•Not every day when you can go see a folk/trad performer whose work is featured via a popular video game. On June 6, Harvard Square’s Club Passim welcomes Seán Dagher, a singer, multi-instrumentalist, composer and arranger with interests not only in Irish, French-Canadian and maritime music but also baroque, medieval and Arabic. Dagher, a Montreal resident, gained a huge following through his “Shanty of the Week” YouTube series, with classics like “Leave Her Johnny,” “South Australia” and “Roll and Go” – multitracking his voice to serve as a chorus – and other videos of him performing maritime songs like “Liverpool Judies.” His renditions have been used in the “Assassin’s Creed” video game series, including “Dark Flag.” Co-artistic director of La Nef, a French-Canadian early music performance group, he’s composed and arranged various scores, some of which are used in films and videos. Dagher also plays as part of the bands The Swindlers and Skye Consort & Emma Björling.

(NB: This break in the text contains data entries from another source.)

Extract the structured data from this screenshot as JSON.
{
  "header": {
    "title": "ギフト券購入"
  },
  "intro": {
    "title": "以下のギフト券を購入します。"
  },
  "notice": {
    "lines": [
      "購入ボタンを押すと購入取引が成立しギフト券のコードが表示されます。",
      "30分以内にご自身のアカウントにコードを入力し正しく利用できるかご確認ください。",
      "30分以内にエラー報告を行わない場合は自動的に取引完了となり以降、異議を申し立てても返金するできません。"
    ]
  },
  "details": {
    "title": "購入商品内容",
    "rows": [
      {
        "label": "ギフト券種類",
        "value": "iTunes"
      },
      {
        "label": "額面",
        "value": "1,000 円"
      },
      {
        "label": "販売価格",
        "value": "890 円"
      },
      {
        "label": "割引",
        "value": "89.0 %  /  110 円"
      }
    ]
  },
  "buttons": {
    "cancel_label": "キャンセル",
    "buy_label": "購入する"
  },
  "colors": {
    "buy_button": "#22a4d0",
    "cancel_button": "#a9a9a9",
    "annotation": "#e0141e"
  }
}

Boston fiddler/violinist Mari Black teams up with Cape Breton fiddler/pianist Troy MacGillivray at Passim on June 20. Read more about the event, and Black, in an interview here.

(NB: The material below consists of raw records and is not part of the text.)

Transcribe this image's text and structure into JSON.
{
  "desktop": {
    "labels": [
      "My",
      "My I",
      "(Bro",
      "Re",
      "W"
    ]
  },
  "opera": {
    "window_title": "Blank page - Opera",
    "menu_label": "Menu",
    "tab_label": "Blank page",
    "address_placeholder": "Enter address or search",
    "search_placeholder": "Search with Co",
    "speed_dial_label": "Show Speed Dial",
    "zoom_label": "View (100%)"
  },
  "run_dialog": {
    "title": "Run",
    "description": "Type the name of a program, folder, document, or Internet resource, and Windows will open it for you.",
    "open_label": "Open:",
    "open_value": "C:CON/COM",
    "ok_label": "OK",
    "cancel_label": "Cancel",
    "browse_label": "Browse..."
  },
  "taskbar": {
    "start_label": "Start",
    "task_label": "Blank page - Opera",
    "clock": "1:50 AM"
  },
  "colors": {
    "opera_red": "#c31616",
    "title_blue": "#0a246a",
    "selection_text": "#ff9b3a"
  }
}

•Speaking of maritime music: The Wellermen – an exponent of what might legitimately be called the “shanty craze” of 2021 – will be at City Winery Boston on June 12 and 13, as they mark their first anniversary as an actual in-the-flesh performing band. A 21st-century origin story if there ever was one, the quartet of Jonny Stewart, Sam Pope, Luke Taylor and Bobby Waters only interacted online for the better part of two years, first combining their vocals in close harmony via TikTok on the sea shanty “The Wellerman,” that had originally been posted by Scotsman Nathan Evans. The four went on to make a slew of other recordings: other maritime songs like “Old Maui,” “Drunken Sailor” and Stan Rogers’ “Northwest Passage,” covers of Ed Sheeran’s “Nancy Mulligan,” Merle Travis’s “Sixteen Tons” and “Misty Mountains” from Tolkien’s The Hobbit, and even “The Parting Glass.” They finally met in person last June for their debut show in the UK.

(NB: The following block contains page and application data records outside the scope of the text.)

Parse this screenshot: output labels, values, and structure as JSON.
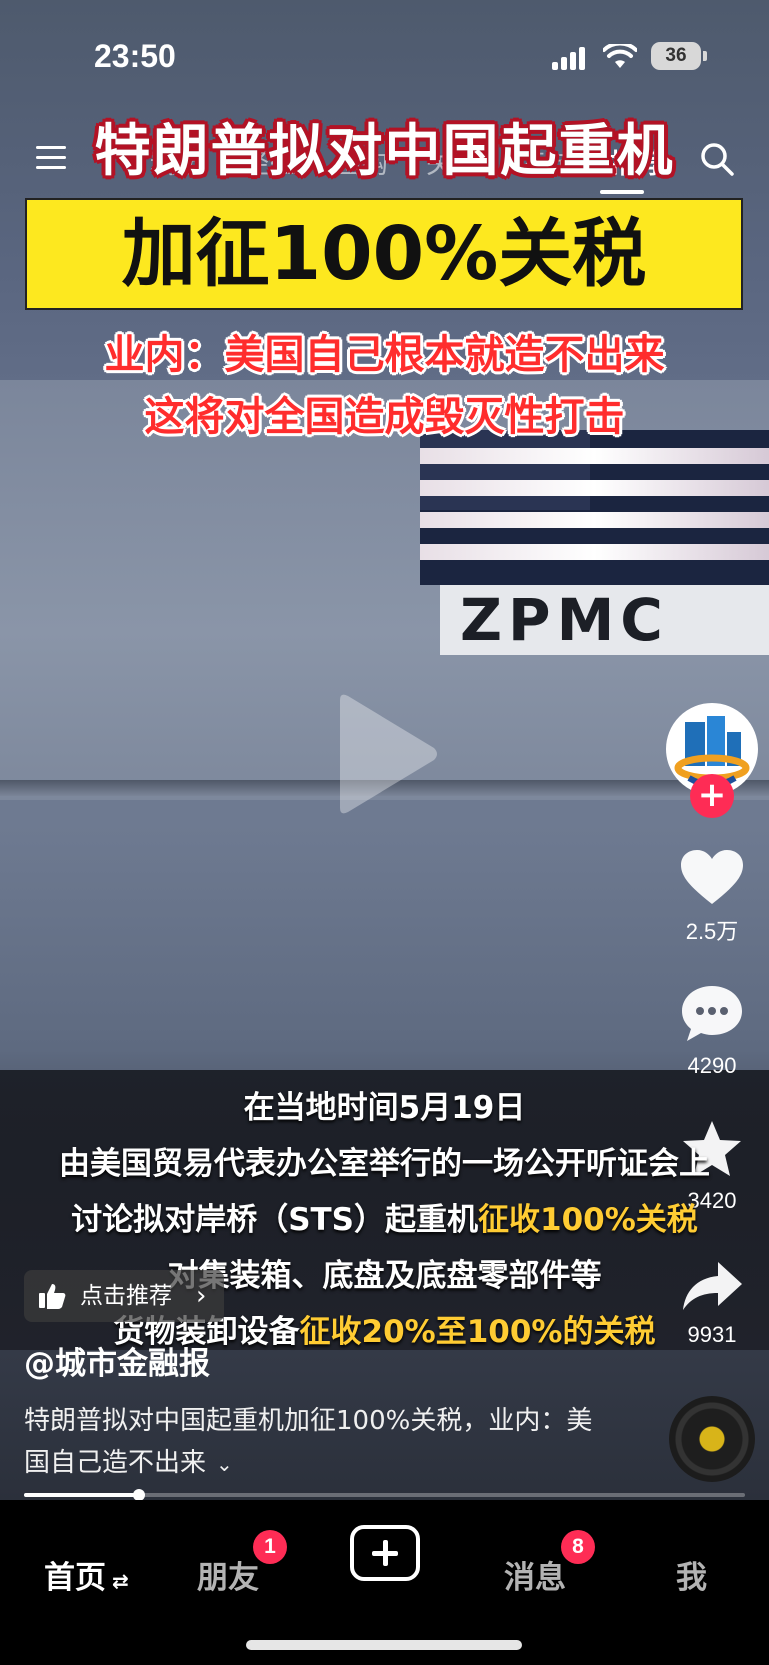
{
  "status_bar": {
    "time": "23:50",
    "battery": "36"
  },
  "top_nav": {
    "tabs": [
      "精选",
      "经验",
      "团购",
      "关注",
      "商城",
      "推荐"
    ],
    "active_tab": "推荐"
  },
  "video": {
    "headline_line1": "特朗普拟对中国起重机",
    "headline_line2": "加征100%关税",
    "headline_line3": "业内：美国自己根本就造不出来",
    "headline_line4": "这将对全国造成毁灭性打击",
    "sign_text": "ZPMC",
    "subtitles": [
      {
        "pre": "在当地时间5月19日",
        "hl": "",
        "post": ""
      },
      {
        "pre": "由美国贸易代表办公室举行的一场公开听证会上",
        "hl": "",
        "post": ""
      },
      {
        "pre": "讨论拟对岸桥（STS）起重机",
        "hl": "征收100%关税",
        "post": ""
      },
      {
        "pre": "对集装箱、底盘及底盘零部件等",
        "hl": "",
        "post": ""
      },
      {
        "pre": "货物装卸设备",
        "hl": "征收20%至100%的关税",
        "post": ""
      }
    ]
  },
  "right_rail": {
    "likes": "2.5万",
    "comments": "4290",
    "favorites": "3420",
    "shares": "9931"
  },
  "recommend_label": "点击推荐",
  "author": "@城市金融报",
  "description": "特朗普拟对中国起重机加征100%关税，业内：美国自己造不出来",
  "progress": 0.16,
  "bottom_nav": {
    "home": "首页",
    "friends": "朋友",
    "friends_badge": "1",
    "messages": "消息",
    "messages_badge": "8",
    "me": "我"
  },
  "colors": {
    "accent": "#fe2c55",
    "subtitle_highlight": "#ffcc33",
    "headline_box": "#fde81f"
  }
}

Sina Theil, who will play at the Irish Cultural Center of Greater Boston on June 13, would seem to embody the word “multi-tasker”:  German-born and Irish-based, Theil is a social media influencer, psychologist, a contributing health-and-wellness writer for Irish Runner Magazine, a motivational speaker and a TV and radio presenter. And she also happens to be a singer-songwriter and multi-instrumentalist who’s won a bunch of Irish music awards. Theil draws on country and acoustic pop styles for her own material, such as the tender, wistful “Wishing Well” and a playful holiday number, “Mistletoe Rock,” and covers of traditional and contemporary songs like “The Parting Glass,” “Fields of Athenry,” Dougie MacLean’s “Caledonia” and the Saw Doctors’ anthemic “Green and Red of Mayo.” She recently collaborated with Meadhbh Walsh to record Frank and Seán O'Meara’s heartstrings-tugging “Grace,” an evocation of artist Grace Gifford’s marriage to 1916 martyr Joseph Mary Plunkett hours before his execution.


•A couple of local duos will present “One Summer Night,” an evening of Celtic and chamber music on June 21 at the Lilypad in Cambridge’s Inman Square. Mrs. Wilberforce (Kyra Davies, fiddle, viola, vocals; Sean Smith, guitar, bouzouki, tenor banjo, vocals) features a repertoire from Ireland, Scotland and Cape Breton – but also further afield, like Shetland, Brittany and Galicia, among other places. Although their sound is rooted in tradition, they readily draw upon classical and contemporary folk/folk-rock domains. The pair have appeared at BCMFest, Newton PorchFest and The BeBop. Room to Spare is the union of Julia Connor, a classically trained violinist with a penchant for Irish fiddling, and David Leach, a jazz pianist with a heavy-metal habit. Their improvisation-rich compositions blend evocative, virtuosic instrumentalism with introspective lyricism, while drawing on vocabularies of classical, jazz, traditional Irish, rock, and new music. Room to Spare, which released an album in 2019, was recognized by WBUR as one of the top entries from Massachusetts in NPR's “Tiny Desk” Contest.

Details will be available at, and